_Task brief_.
Every single record below is to be reproduced exactly.

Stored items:
▼

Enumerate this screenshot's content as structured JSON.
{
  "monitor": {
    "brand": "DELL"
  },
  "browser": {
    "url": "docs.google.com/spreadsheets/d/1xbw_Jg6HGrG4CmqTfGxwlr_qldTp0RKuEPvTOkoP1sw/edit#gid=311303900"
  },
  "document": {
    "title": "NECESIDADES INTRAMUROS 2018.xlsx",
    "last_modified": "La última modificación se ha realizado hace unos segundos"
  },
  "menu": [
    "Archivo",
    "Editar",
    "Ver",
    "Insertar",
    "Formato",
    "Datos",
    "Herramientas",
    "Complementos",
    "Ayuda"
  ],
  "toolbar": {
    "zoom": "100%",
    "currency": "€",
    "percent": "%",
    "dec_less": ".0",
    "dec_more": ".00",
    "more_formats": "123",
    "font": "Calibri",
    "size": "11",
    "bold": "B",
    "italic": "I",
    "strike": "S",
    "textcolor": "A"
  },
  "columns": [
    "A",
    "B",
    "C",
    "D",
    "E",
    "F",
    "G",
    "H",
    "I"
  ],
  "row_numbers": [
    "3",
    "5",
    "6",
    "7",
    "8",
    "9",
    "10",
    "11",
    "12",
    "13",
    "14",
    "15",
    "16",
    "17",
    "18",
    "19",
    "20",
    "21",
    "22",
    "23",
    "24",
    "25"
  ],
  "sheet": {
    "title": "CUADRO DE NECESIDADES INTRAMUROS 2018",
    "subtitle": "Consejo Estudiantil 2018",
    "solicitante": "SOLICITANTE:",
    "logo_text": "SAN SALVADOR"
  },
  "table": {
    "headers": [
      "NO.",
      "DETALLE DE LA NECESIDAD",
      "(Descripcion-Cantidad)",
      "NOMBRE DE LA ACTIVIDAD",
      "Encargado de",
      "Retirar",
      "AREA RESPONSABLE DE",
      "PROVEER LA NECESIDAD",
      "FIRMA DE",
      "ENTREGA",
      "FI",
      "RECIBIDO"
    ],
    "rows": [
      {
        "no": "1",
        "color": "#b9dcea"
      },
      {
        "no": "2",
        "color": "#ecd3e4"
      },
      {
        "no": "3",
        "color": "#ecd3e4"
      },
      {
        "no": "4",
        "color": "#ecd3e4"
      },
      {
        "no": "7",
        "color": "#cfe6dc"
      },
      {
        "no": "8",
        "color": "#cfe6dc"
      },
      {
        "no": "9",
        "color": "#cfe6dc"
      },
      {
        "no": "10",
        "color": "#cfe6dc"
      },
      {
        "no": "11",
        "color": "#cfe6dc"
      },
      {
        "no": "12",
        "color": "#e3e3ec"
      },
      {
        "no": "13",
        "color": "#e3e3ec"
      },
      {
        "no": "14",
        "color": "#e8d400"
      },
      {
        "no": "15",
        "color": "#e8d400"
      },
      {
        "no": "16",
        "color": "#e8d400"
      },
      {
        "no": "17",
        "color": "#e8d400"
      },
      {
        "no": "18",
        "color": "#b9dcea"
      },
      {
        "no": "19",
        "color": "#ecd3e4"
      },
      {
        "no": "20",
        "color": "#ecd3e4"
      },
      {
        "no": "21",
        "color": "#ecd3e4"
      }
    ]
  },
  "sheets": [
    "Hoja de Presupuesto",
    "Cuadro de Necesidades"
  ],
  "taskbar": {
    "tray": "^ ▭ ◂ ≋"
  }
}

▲

_Solved problem_.
Enumerate this screenshot's content as structured JSON.
{
  "monitor": {
    "brand": "DELL"
  },
  "browser": {
    "url": "docs.google.com/spreadsheets/d/1xbw_Jg6HGrG4CmqTfGxwlr_qldTp0RKuEPvTOkoP1sw/edit#gid=311303900"
  },
  "document": {
    "title": "NECESIDADES INTRAMUROS 2018.xlsx",
    "last_modified": "La última modificación se ha realizado hace unos segundos"
  },
  "menu": [
    "Archivo",
    "Editar",
    "Ver",
    "Insertar",
    "Formato",
    "Datos",
    "Herramientas",
    "Complementos",
    "Ayuda"
  ],
  "toolbar": {
    "zoom": "100%",
    "currency": "€",
    "percent": "%",
    "dec_less": ".0",
    "dec_more": ".00",
    "more_formats": "123",
    "font": "Calibri",
    "size": "11",
    "bold": "B",
    "italic": "I",
    "strike": "S",
    "textcolor": "A"
  },
  "columns": [
    "A",
    "B",
    "C",
    "D",
    "E",
    "F",
    "G",
    "H",
    "I"
  ],
  "row_numbers": [
    "3",
    "5",
    "6",
    "7",
    "8",
    "9",
    "10",
    "11",
    "12",
    "13",
    "14",
    "15",
    "16",
    "17",
    "18",
    "19",
    "20",
    "21",
    "22",
    "23",
    "24",
    "25"
  ],
  "sheet": {
    "title": "CUADRO DE NECESIDADES INTRAMUROS 2018",
    "subtitle": "Consejo Estudiantil 2018",
    "solicitante": "SOLICITANTE:",
    "logo_text": "SAN SALVADOR"
  },
  "table": {
    "headers": [
      "NO.",
      "DETALLE DE LA NECESIDAD",
      "(Descripcion-Cantidad)",
      "NOMBRE DE LA ACTIVIDAD",
      "Encargado de",
      "Retirar",
      "AREA RESPONSABLE DE",
      "PROVEER LA NECESIDAD",
      "FIRMA DE",
      "ENTREGA",
      "FI",
      "RECIBIDO"
    ],
    "rows": [
      {
        "no": "1",
        "color": "#b9dcea"
      },
      {
        "no": "2",
        "color": "#ecd3e4"
      },
      {
        "no": "3",
        "color": "#ecd3e4"
      },
      {
        "no": "4",
        "color": "#ecd3e4"
      },
      {
        "no": "7",
        "color": "#cfe6dc"
      },
      {
        "no": "8",
        "color": "#cfe6dc"
      },
      {
        "no": "9",
        "color": "#cfe6dc"
      },
      {
        "no": "10",
        "color": "#cfe6dc"
      },
      {
        "no": "11",
        "color": "#cfe6dc"
      },
      {
        "no": "12",
        "color": "#e3e3ec"
      },
      {
        "no": "13",
        "color": "#e3e3ec"
      },
      {
        "no": "14",
        "color": "#e8d400"
      },
      {
        "no": "15",
        "color": "#e8d400"
      },
      {
        "no": "16",
        "color": "#e8d400"
      },
      {
        "no": "17",
        "color": "#e8d400"
      },
      {
        "no": "18",
        "color": "#b9dcea"
      },
      {
        "no": "19",
        "color": "#ecd3e4"
      },
      {
        "no": "20",
        "color": "#ecd3e4"
      },
      {
        "no": "21",
        "color": "#ecd3e4"
      }
    ]
  },
  "sheets": [
    "Hoja de Presupuesto",
    "Cuadro de Necesidades"
  ],
  "taskbar": {
    "tray": "^ ▭ ◂ ≋"
  }
}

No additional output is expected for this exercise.